Source material
=== Begin Enclosure ===

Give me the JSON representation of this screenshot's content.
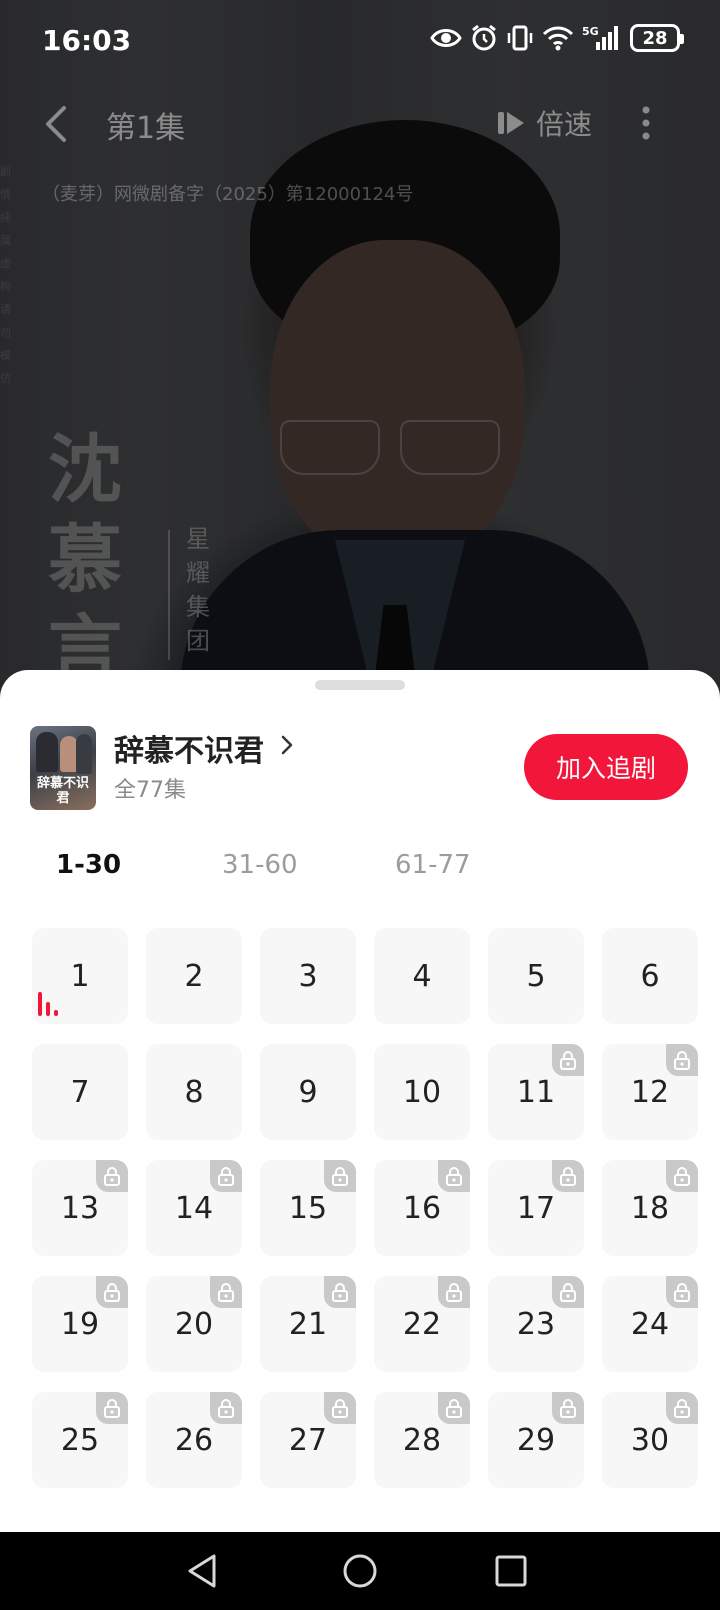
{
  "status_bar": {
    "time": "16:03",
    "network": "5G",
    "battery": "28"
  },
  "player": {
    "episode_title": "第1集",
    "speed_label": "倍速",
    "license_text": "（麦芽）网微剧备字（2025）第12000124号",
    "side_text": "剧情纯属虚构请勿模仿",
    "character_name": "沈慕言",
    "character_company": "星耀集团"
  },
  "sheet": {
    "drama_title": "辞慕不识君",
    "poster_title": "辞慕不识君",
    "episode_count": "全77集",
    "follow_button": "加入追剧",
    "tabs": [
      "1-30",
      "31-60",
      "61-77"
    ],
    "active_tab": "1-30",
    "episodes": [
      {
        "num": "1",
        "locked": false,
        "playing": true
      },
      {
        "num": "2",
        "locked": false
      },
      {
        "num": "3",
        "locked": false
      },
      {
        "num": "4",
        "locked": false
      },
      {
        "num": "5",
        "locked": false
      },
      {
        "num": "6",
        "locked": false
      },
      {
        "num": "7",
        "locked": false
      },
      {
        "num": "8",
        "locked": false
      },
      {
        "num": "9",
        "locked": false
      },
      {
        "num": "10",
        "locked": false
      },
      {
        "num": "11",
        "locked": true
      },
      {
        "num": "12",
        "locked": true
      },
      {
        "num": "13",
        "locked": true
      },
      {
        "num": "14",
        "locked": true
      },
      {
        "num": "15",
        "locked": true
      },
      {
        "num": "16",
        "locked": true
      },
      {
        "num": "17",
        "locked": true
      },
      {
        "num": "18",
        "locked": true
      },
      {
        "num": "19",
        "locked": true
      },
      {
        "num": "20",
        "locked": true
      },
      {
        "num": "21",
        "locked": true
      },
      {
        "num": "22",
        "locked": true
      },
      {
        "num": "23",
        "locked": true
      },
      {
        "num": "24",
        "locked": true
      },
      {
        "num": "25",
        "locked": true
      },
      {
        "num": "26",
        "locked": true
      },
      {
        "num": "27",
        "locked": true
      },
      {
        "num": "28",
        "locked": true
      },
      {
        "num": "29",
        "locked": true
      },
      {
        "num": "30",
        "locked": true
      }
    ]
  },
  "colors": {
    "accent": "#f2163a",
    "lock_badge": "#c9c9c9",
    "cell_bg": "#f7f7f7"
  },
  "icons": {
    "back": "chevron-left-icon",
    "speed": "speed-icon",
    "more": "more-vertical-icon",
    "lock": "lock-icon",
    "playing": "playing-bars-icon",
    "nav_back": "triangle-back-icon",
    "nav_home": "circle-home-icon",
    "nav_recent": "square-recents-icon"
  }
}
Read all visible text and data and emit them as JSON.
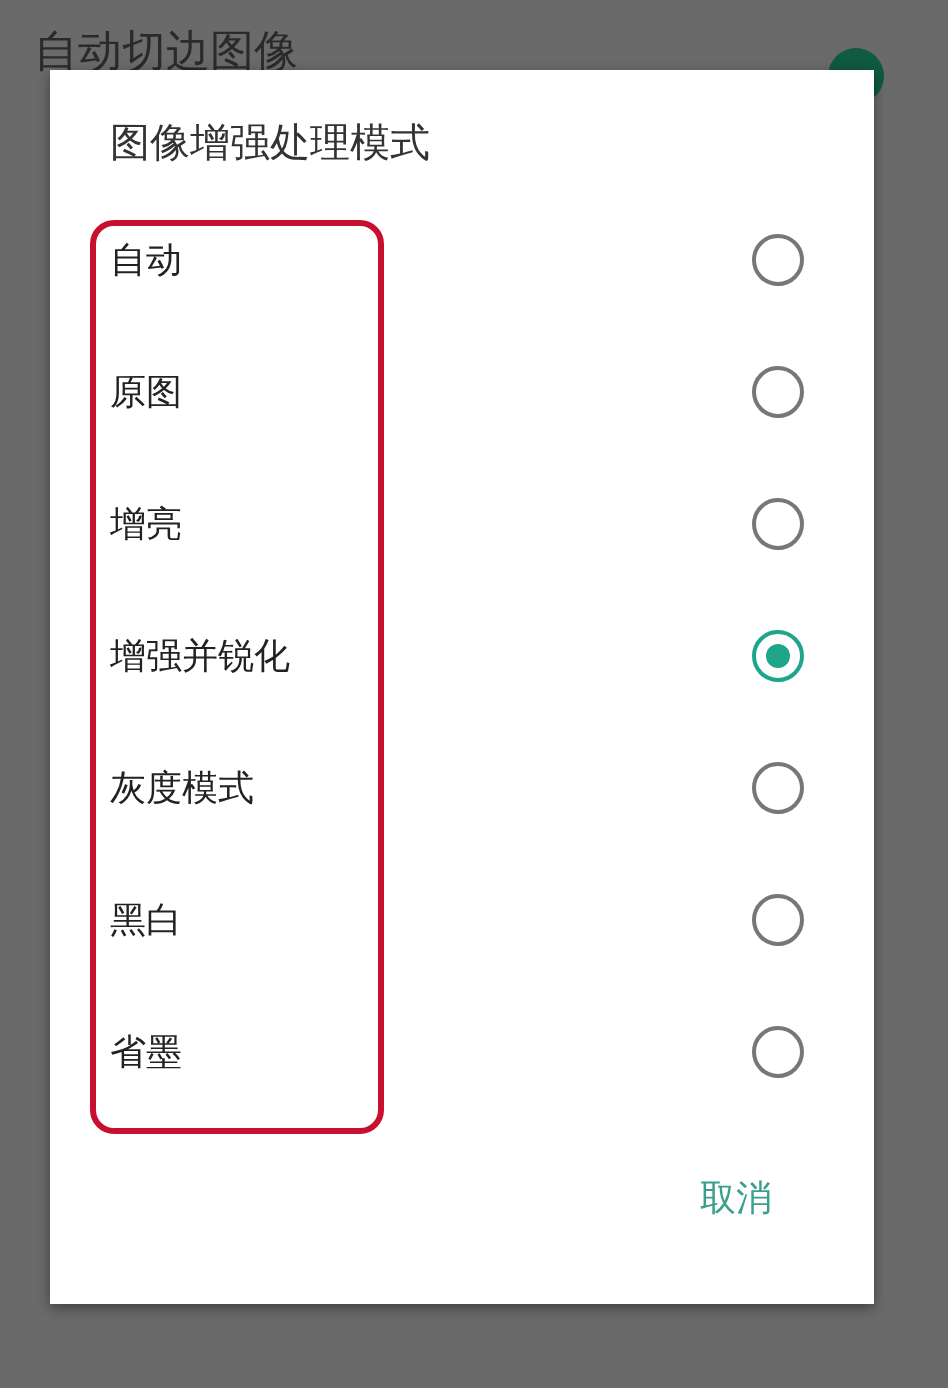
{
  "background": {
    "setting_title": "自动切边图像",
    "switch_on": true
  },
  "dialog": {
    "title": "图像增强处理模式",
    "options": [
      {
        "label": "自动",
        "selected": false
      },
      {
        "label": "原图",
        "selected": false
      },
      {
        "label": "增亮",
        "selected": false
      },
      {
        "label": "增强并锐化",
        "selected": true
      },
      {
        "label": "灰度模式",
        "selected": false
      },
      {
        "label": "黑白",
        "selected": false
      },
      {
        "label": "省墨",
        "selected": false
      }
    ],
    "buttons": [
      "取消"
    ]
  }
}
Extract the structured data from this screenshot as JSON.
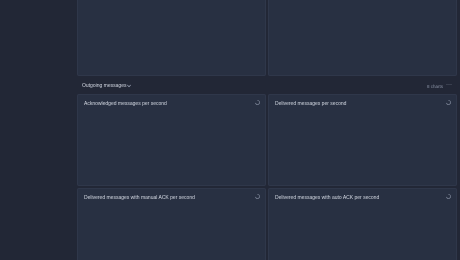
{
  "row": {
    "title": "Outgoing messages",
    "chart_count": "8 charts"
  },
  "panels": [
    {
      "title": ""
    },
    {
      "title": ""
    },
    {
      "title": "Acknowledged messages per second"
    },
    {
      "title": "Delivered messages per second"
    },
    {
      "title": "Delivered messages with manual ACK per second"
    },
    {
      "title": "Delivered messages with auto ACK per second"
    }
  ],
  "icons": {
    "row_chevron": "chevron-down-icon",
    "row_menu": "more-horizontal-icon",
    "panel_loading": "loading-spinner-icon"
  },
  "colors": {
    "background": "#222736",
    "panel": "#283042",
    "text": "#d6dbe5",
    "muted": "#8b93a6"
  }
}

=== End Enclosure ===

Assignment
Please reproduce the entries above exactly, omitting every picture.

Solved problem
Give me the JSON representation of this screenshot's content.
{
  "status_bar": {
    "time": "16:03",
    "network": "5G",
    "battery": "28"
  },
  "player": {
    "episode_title": "第1集",
    "speed_label": "倍速",
    "license_text": "（麦芽）网微剧备字（2025）第12000124号",
    "side_text": "剧情纯属虚构请勿模仿",
    "character_name": "沈慕言",
    "character_company": "星耀集团"
  },
  "sheet": {
    "drama_title": "辞慕不识君",
    "poster_title": "辞慕不识君",
    "episode_count": "全77集",
    "follow_button": "加入追剧",
    "tabs": [
      "1-30",
      "31-60",
      "61-77"
    ],
    "active_tab": "1-30",
    "episodes": [
      {
        "num": "1",
        "locked": false,
        "playing": true
      },
      {
        "num": "2",
        "locked": false
      },
      {
        "num": "3",
        "locked": false
      },
      {
        "num": "4",
        "locked": false
      },
      {
        "num": "5",
        "locked": false
      },
      {
        "num": "6",
        "locked": false
      },
      {
        "num": "7",
        "locked": false
      },
      {
        "num": "8",
        "locked": false
      },
      {
        "num": "9",
        "locked": false
      },
      {
        "num": "10",
        "locked": false
      },
      {
        "num": "11",
        "locked": true
      },
      {
        "num": "12",
        "locked": true
      },
      {
        "num": "13",
        "locked": true
      },
      {
        "num": "14",
        "locked": true
      },
      {
        "num": "15",
        "locked": true
      },
      {
        "num": "16",
        "locked": true
      },
      {
        "num": "17",
        "locked": true
      },
      {
        "num": "18",
        "locked": true
      },
      {
        "num": "19",
        "locked": true
      },
      {
        "num": "20",
        "locked": true
      },
      {
        "num": "21",
        "locked": true
      },
      {
        "num": "22",
        "locked": true
      },
      {
        "num": "23",
        "locked": true
      },
      {
        "num": "24",
        "locked": true
      },
      {
        "num": "25",
        "locked": true
      },
      {
        "num": "26",
        "locked": true
      },
      {
        "num": "27",
        "locked": true
      },
      {
        "num": "28",
        "locked": true
      },
      {
        "num": "29",
        "locked": true
      },
      {
        "num": "30",
        "locked": true
      }
    ]
  },
  "colors": {
    "accent": "#f2163a",
    "lock_badge": "#c9c9c9",
    "cell_bg": "#f7f7f7"
  },
  "icons": {
    "back": "chevron-left-icon",
    "speed": "speed-icon",
    "more": "more-vertical-icon",
    "lock": "lock-icon",
    "playing": "playing-bars-icon",
    "nav_back": "triangle-back-icon",
    "nav_home": "circle-home-icon",
    "nav_recent": "square-recents-icon"
  }
}
Read all visible text and data and emit them as JSON.
{
  "background": {
    "setting_title": "自动切边图像",
    "switch_on": true
  },
  "dialog": {
    "title": "图像增强处理模式",
    "options": [
      {
        "label": "自动",
        "selected": false
      },
      {
        "label": "原图",
        "selected": false
      },
      {
        "label": "增亮",
        "selected": false
      },
      {
        "label": "增强并锐化",
        "selected": true
      },
      {
        "label": "灰度模式",
        "selected": false
      },
      {
        "label": "黑白",
        "selected": false
      },
      {
        "label": "省墨",
        "selected": false
      }
    ],
    "buttons": [
      "取消"
    ]
  }
}
Extract the structured data from this screenshot as JSON.
{
  "row": {
    "title": "Outgoing messages",
    "chart_count": "8 charts"
  },
  "panels": [
    {
      "title": ""
    },
    {
      "title": ""
    },
    {
      "title": "Acknowledged messages per second"
    },
    {
      "title": "Delivered messages per second"
    },
    {
      "title": "Delivered messages with manual ACK per second"
    },
    {
      "title": "Delivered messages with auto ACK per second"
    }
  ],
  "icons": {
    "row_chevron": "chevron-down-icon",
    "row_menu": "more-horizontal-icon",
    "panel_loading": "loading-spinner-icon"
  },
  "colors": {
    "background": "#222736",
    "panel": "#283042",
    "text": "#d6dbe5",
    "muted": "#8b93a6"
  }
}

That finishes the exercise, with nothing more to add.